Matt Negrin started writing in the seventh grade and, before that, had
already tasted the life of a politician -- having been elected president of his
elementary school by running a candy-themed campaign aimed at
8-year-old swing voters. But souring on the experience after nine
months, he vowed never to run for office again.
From 18 to 22, Matt survived eight internships — among them, at
The New York Times, The Boston Globe and The Associated Press’s Tokyo
bureau — and two semesters as editor of The Daily Free Press, the
independent paper at Boston University, where he studied journalism and
occasionally slept.
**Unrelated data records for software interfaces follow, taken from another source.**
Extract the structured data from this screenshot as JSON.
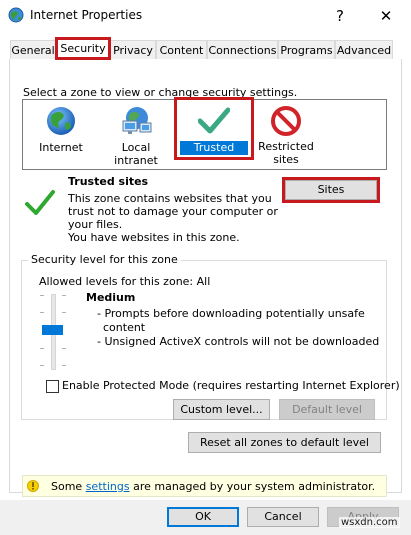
{
  "window": {
    "title": "Internet Properties",
    "help_glyph": "?",
    "close_glyph": "✕"
  },
  "tabs": [
    {
      "label": "General"
    },
    {
      "label": "Security"
    },
    {
      "label": "Privacy"
    },
    {
      "label": "Content"
    },
    {
      "label": "Connections"
    },
    {
      "label": "Programs"
    },
    {
      "label": "Advanced"
    }
  ],
  "zones": {
    "prompt": "Select a zone to view or change security settings.",
    "items": [
      {
        "label": "Internet",
        "icon": "globe-icon"
      },
      {
        "label": "Local intranet",
        "icon": "intranet-icon"
      },
      {
        "label": "Trusted sites",
        "icon": "checkmark-icon",
        "selected": true
      },
      {
        "label": "Restricted",
        "label2": "sites",
        "icon": "restricted-icon"
      }
    ]
  },
  "zone_info": {
    "title": "Trusted sites",
    "line1": "This zone contains websites that you",
    "line2": "trust not to damage your computer or",
    "line3": "your files.",
    "line4": "You have websites in this zone.",
    "sites_button": "Sites"
  },
  "security_level": {
    "legend": "Security level for this zone",
    "allowed": "Allowed levels for this zone: All",
    "level_name": "Medium",
    "bullet1a": "- Prompts before downloading potentially unsafe",
    "bullet1b": "content",
    "bullet2": "- Unsigned ActiveX controls will not be downloaded",
    "protected_mode": "Enable Protected Mode (requires restarting Internet Explorer)",
    "protected_mode_checked": false,
    "custom_level": "Custom level...",
    "default_level": "Default level",
    "reset_all": "Reset all zones to default level"
  },
  "info_bar": {
    "prefix": "Some ",
    "link": "settings",
    "suffix": " are managed by your system administrator."
  },
  "footer": {
    "ok": "OK",
    "cancel": "Cancel",
    "apply": "Apply",
    "watermark": "wsxdn.com"
  },
  "colors": {
    "highlight": "#c8191f",
    "selection": "#0078d7",
    "link": "#0066cc"
  }
}
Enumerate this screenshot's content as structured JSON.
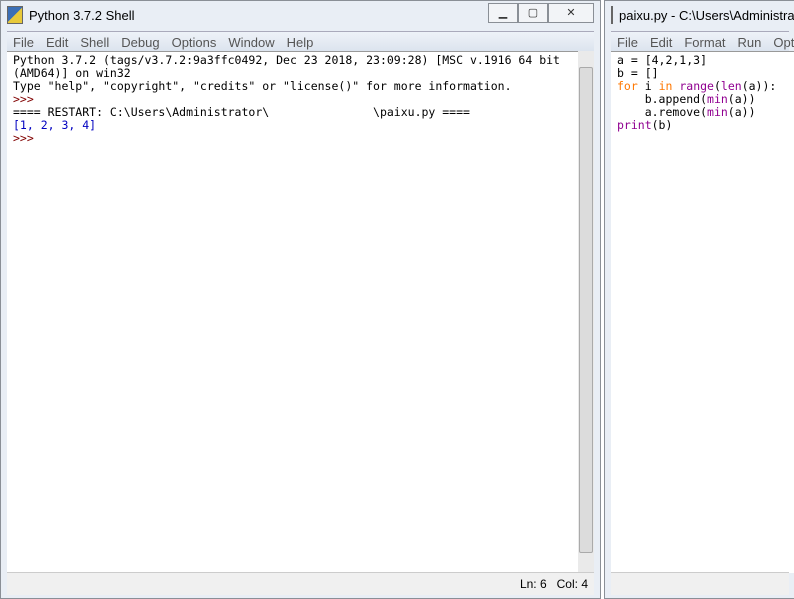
{
  "shell": {
    "title": "Python 3.7.2 Shell",
    "menu": [
      "File",
      "Edit",
      "Shell",
      "Debug",
      "Options",
      "Window",
      "Help"
    ],
    "lines": [
      "Python 3.7.2 (tags/v3.7.2:9a3ffc0492, Dec 23 2018, 23:09:28) [MSC v.1916 64 bit",
      "(AMD64)] on win32",
      "Type \"help\", \"copyright\", \"credits\" or \"license()\" for more information."
    ],
    "prompt": ">>>",
    "restart": "==== RESTART: C:\\Users\\Administrator\\               \\paixu.py ====",
    "output": "[1, 2, 3, 4]",
    "status": {
      "ln": "Ln: 6",
      "col": "Col: 4"
    }
  },
  "editor": {
    "title": "paixu.py - C:\\Users\\Administrator",
    "menu": [
      "File",
      "Edit",
      "Format",
      "Run",
      "Options"
    ],
    "code": {
      "l1": "a = [4,2,1,3]",
      "l2": "b = []",
      "kw_for": "for",
      "l3a": " i ",
      "kw_in": "in",
      "sp": " ",
      "range": "range",
      "p1": "(",
      "len": "len",
      "l3b": "(a)):",
      "indent": "    ",
      "append": "b.append(",
      "min": "min",
      "close": "(a))",
      "remove": "a.remove(",
      "print": "print",
      "pargs": "(b)"
    }
  },
  "colors": {
    "prompt": "#800000",
    "output": "#0000c0",
    "keyword": "#ff7700",
    "builtin": "#900090"
  }
}
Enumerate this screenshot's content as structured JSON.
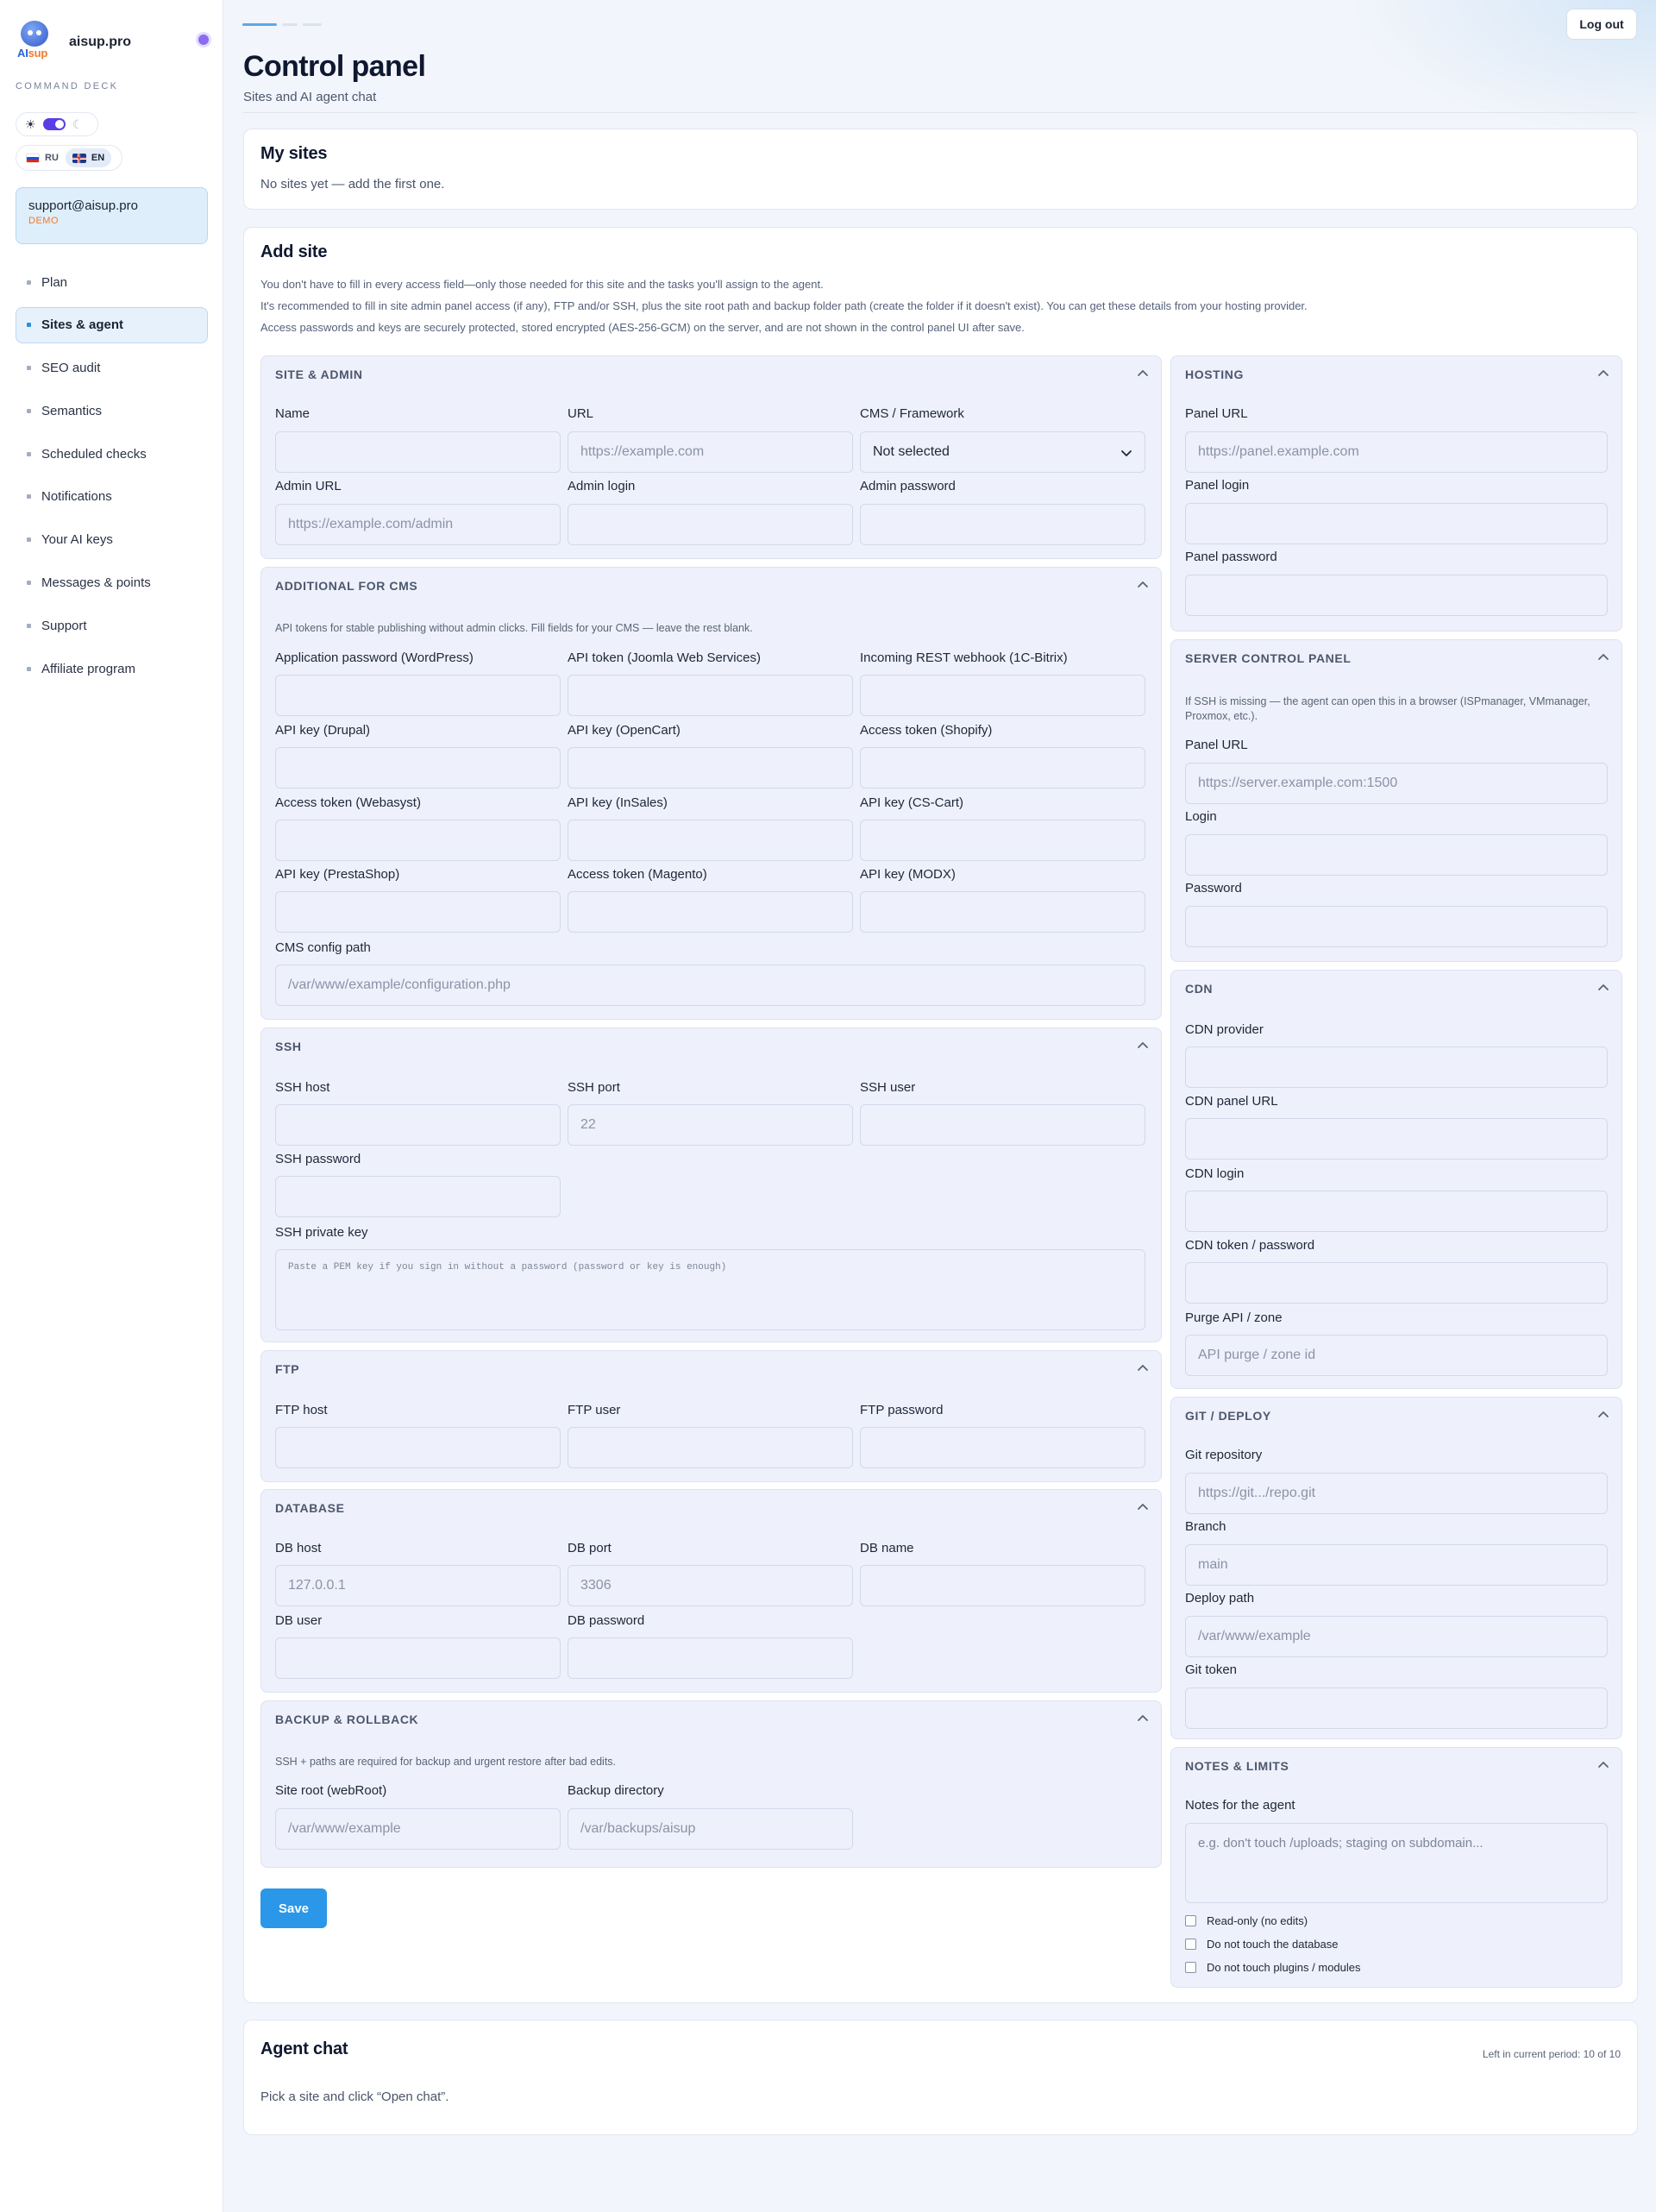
{
  "sidebar": {
    "brand_name": "aisup.pro",
    "logo_ai": "AI",
    "logo_sup": "sup",
    "section_label": "COMMAND DECK",
    "theme_icons": [
      "sun-icon",
      "moon-icon"
    ],
    "langs": [
      {
        "code": "RU",
        "active": false
      },
      {
        "code": "EN",
        "active": true
      }
    ],
    "account_email": "support@aisup.pro",
    "account_plan": "DEMO",
    "nav": [
      {
        "label": "Plan",
        "active": false
      },
      {
        "label": "Sites & agent",
        "active": true
      },
      {
        "label": "SEO audit",
        "active": false
      },
      {
        "label": "Semantics",
        "active": false
      },
      {
        "label": "Scheduled checks",
        "active": false
      },
      {
        "label": "Notifications",
        "active": false
      },
      {
        "label": "Your AI keys",
        "active": false
      },
      {
        "label": "Messages & points",
        "active": false
      },
      {
        "label": "Support",
        "active": false
      },
      {
        "label": "Affiliate program",
        "active": false
      }
    ]
  },
  "header": {
    "logout_label": "Log out",
    "title": "Control panel",
    "subtitle": "Sites and AI agent chat"
  },
  "my_sites": {
    "title": "My sites",
    "empty_text": "No sites yet — add the first one."
  },
  "add_site": {
    "title": "Add site",
    "notes": [
      "You don't have to fill in every access field—only those needed for this site and the tasks you'll assign to the agent.",
      "It's recommended to fill in site admin panel access (if any), FTP and/or SSH, plus the site root path and backup folder path (create the folder if it doesn't exist). You can get these details from your hosting provider.",
      "Access passwords and keys are securely protected, stored encrypted (AES-256-GCM) on the server, and are not shown in the control panel UI after save."
    ],
    "save_label": "Save",
    "site_admin": {
      "heading": "SITE & ADMIN",
      "name_label": "Name",
      "url_label": "URL",
      "url_placeholder": "https://example.com",
      "cms_label": "CMS / Framework",
      "cms_value": "Not selected",
      "admin_url_label": "Admin URL",
      "admin_url_placeholder": "https://example.com/admin",
      "admin_login_label": "Admin login",
      "admin_password_label": "Admin password"
    },
    "additional_cms": {
      "heading": "ADDITIONAL FOR CMS",
      "description": "API tokens for stable publishing without admin clicks. Fill fields for your CMS — leave the rest blank.",
      "fields": [
        "Application password (WordPress)",
        "API token (Joomla Web Services)",
        "Incoming REST webhook (1C-Bitrix)",
        "API key (Drupal)",
        "API key (OpenCart)",
        "Access token (Shopify)",
        "Access token (Webasyst)",
        "API key (InSales)",
        "API key (CS-Cart)",
        "API key (PrestaShop)",
        "Access token (Magento)",
        "API key (MODX)"
      ],
      "config_path_label": "CMS config path",
      "config_path_placeholder": "/var/www/example/configuration.php"
    },
    "ssh": {
      "heading": "SSH",
      "host_label": "SSH host",
      "port_label": "SSH port",
      "port_placeholder": "22",
      "user_label": "SSH user",
      "password_label": "SSH password",
      "key_label": "SSH private key",
      "key_placeholder": "Paste a PEM key if you sign in without a password (password or key is enough)"
    },
    "ftp": {
      "heading": "FTP",
      "host_label": "FTP host",
      "user_label": "FTP user",
      "password_label": "FTP password"
    },
    "database": {
      "heading": "DATABASE",
      "host_label": "DB host",
      "host_placeholder": "127.0.0.1",
      "port_label": "DB port",
      "port_placeholder": "3306",
      "name_label": "DB name",
      "user_label": "DB user",
      "password_label": "DB password"
    },
    "backup": {
      "heading": "BACKUP & ROLLBACK",
      "description": "SSH + paths are required for backup and urgent restore after bad edits.",
      "root_label": "Site root (webRoot)",
      "root_placeholder": "/var/www/example",
      "backup_label": "Backup directory",
      "backup_placeholder": "/var/backups/aisup"
    },
    "hosting": {
      "heading": "HOSTING",
      "panel_url_label": "Panel URL",
      "panel_url_placeholder": "https://panel.example.com",
      "panel_login_label": "Panel login",
      "panel_password_label": "Panel password"
    },
    "server_panel": {
      "heading": "SERVER CONTROL PANEL",
      "description": "If SSH is missing — the agent can open this in a browser (ISPmanager, VMmanager, Proxmox, etc.).",
      "url_label": "Panel URL",
      "url_placeholder": "https://server.example.com:1500",
      "login_label": "Login",
      "password_label": "Password"
    },
    "cdn": {
      "heading": "CDN",
      "provider_label": "CDN provider",
      "panel_url_label": "CDN panel URL",
      "login_label": "CDN login",
      "token_label": "CDN token / password",
      "purge_label": "Purge API / zone",
      "purge_placeholder": "API purge / zone id"
    },
    "git": {
      "heading": "GIT / DEPLOY",
      "repo_label": "Git repository",
      "repo_placeholder": "https://git.../repo.git",
      "branch_label": "Branch",
      "branch_placeholder": "main",
      "deploy_path_label": "Deploy path",
      "deploy_path_placeholder": "/var/www/example",
      "token_label": "Git token"
    },
    "notes_limits": {
      "heading": "NOTES & LIMITS",
      "notes_label": "Notes for the agent",
      "notes_placeholder": "e.g. don't touch /uploads; staging on subdomain...",
      "checkboxes": [
        "Read-only (no edits)",
        "Do not touch the database",
        "Do not touch plugins / modules"
      ]
    }
  },
  "agent_chat": {
    "title": "Agent chat",
    "usage": "Left in current period: 10 of 10",
    "empty_text": "Pick a site and click “Open chat”."
  }
}
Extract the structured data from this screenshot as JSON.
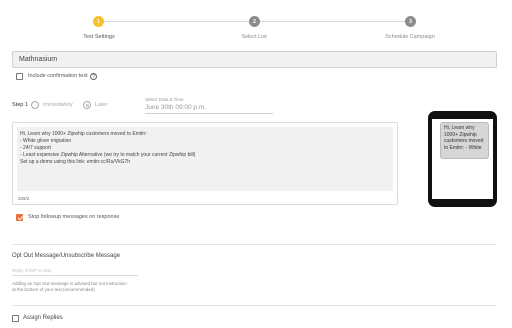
{
  "stepper": {
    "steps": [
      {
        "number": "1",
        "label": "Text Settings",
        "active": true
      },
      {
        "number": "2",
        "label": "Select List",
        "active": false
      },
      {
        "number": "3",
        "label": "Schedule Campaign",
        "active": false
      }
    ],
    "colors": {
      "active": "#f5c12e",
      "inactive": "#8c8c8c"
    }
  },
  "campaign_name": "Mathnasium",
  "include_confirmation": {
    "label": "Include confirmation text",
    "checked": false,
    "help_icon": "?"
  },
  "step1": {
    "label": "Step 1",
    "immediately_label": "Immediately",
    "later_label": "Later",
    "selected": "Later"
  },
  "date": {
    "label": "Select Date & Time",
    "value": "June 30th 09:00 p.m."
  },
  "message": {
    "lines": [
      "Hi, Learn why 1000+ Zipwhip customers moved to Emitrr:",
      "- White glove migration",
      "- 24/7 support",
      "- Least expensive Zipwhip Alternative (we try to match your current Zipwhip bill)",
      "Set up a demo using this link: emitrr.cc/Ru/VkG7h"
    ],
    "count": "229/2"
  },
  "stop_followup": {
    "label": "Stop followup messages on response",
    "checked": true
  },
  "phone_preview": {
    "text": "Hi, Learn why 1000+ Zipwhip customers moved to Emitrr: - White"
  },
  "opt_out": {
    "title": "Opt Out Message/Unsubscribe Message",
    "placeholder": "Reply STOP to stop",
    "hint_line1": "Adding an Opt Out message is advised but not instruction",
    "hint_line2": "at the bottom of your text (recommended)"
  },
  "assign_replies": {
    "label": "Assign Replies",
    "checked": false
  },
  "accent_color": "#e8703a"
}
He also somehow found time to be one of the original
bloggers for an AOL politics site geared toward students.
During the 2008 election, Matt wrote about what real, rope-whipping
mavericks in the South thought of John McCain; how Barack Obama and
Hillary Clinton could have picked a running mate before the primary
ended; and why the Japanese wear face masks in public (that one
unrelated to the race).
Matt’s favorite books are “Hiroshima” and “The Boys on the Bus.” He
also is enthusiastic about Russian music composed in the Romantic era.
Matt's first job out of college was steering the "44" page at Politico, which involved tracking President Obama's every move. Now, he's a reporter at ABC News in Washington, and he's glad to be covering politicians instead of being one.